Data records for software interfaces:
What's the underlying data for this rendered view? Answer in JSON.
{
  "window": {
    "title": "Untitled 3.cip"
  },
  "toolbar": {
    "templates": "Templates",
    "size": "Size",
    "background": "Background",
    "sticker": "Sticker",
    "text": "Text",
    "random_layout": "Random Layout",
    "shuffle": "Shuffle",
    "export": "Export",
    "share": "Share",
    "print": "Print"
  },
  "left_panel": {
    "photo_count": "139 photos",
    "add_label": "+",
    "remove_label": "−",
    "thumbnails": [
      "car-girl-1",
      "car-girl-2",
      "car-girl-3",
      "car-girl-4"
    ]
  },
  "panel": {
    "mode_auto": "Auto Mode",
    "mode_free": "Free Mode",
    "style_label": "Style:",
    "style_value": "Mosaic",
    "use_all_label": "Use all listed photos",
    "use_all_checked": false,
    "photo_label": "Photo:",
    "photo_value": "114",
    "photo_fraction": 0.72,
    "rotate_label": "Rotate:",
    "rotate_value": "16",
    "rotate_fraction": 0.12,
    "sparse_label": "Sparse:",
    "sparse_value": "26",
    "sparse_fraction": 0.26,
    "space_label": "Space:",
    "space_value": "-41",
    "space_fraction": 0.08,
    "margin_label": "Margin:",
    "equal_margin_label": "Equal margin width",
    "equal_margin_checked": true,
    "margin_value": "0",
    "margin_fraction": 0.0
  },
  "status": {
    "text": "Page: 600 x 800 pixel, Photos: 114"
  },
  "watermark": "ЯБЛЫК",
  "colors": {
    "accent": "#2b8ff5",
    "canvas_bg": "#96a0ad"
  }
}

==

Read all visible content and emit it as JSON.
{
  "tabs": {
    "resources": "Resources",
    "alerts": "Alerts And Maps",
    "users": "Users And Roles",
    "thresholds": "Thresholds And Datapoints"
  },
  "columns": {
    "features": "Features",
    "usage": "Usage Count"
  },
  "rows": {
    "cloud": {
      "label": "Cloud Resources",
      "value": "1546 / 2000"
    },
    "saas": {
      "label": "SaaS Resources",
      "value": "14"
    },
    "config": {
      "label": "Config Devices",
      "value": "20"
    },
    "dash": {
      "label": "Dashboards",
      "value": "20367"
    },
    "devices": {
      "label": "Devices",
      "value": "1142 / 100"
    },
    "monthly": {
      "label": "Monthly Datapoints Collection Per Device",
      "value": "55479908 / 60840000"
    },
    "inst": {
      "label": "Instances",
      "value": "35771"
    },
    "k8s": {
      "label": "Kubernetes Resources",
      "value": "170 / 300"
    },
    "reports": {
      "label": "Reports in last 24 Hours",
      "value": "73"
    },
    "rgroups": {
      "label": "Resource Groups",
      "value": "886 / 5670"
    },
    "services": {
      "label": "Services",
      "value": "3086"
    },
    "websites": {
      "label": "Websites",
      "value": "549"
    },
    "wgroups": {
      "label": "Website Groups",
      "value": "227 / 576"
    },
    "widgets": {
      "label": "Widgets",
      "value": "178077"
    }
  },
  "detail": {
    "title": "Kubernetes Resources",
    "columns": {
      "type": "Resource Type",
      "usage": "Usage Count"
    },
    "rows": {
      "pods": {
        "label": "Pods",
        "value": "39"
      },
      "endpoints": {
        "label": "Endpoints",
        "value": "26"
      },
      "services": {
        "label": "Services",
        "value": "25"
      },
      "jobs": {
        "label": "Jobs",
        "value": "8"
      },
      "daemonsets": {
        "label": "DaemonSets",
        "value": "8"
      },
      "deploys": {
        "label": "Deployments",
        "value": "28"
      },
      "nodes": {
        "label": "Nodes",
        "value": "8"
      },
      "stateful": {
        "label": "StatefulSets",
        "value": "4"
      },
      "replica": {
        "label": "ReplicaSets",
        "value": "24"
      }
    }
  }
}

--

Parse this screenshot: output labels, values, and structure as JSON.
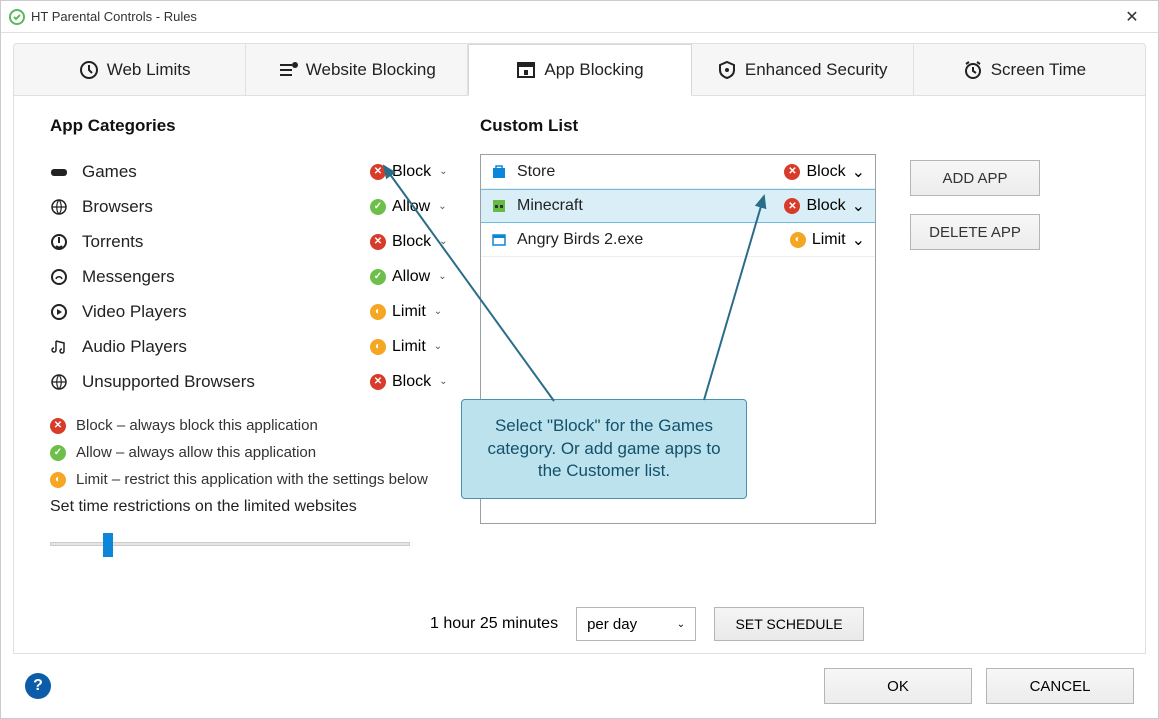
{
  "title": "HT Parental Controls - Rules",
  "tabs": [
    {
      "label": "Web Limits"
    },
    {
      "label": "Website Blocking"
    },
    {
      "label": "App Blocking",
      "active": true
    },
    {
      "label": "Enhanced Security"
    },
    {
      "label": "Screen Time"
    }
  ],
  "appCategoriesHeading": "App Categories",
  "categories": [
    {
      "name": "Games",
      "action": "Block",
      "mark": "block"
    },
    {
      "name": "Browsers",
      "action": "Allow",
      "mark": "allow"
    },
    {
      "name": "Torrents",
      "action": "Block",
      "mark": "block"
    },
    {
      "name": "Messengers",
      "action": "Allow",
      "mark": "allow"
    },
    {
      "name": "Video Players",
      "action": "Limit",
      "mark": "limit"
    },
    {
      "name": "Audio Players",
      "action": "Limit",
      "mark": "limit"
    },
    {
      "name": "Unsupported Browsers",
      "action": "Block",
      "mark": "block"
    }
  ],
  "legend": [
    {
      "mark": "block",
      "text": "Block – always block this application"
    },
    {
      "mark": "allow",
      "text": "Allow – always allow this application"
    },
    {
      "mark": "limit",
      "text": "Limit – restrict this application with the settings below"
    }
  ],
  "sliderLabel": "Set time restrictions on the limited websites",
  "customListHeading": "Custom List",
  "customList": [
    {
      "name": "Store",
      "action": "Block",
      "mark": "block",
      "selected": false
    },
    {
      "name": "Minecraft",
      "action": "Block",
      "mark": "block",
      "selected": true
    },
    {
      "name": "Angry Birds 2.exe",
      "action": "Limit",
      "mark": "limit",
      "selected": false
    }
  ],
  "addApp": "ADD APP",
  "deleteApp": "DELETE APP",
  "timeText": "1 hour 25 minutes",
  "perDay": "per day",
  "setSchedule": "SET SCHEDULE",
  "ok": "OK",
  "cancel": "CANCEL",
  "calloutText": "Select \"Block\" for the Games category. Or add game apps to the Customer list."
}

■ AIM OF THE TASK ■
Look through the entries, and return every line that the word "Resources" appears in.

■ SOLUTION BELOW ■
    "resources": "Resources",
      "label": "Cloud Resources",
      "label": "SaaS Resources",
      "label": "Kubernetes Resources",
    "title": "Kubernetes Resources",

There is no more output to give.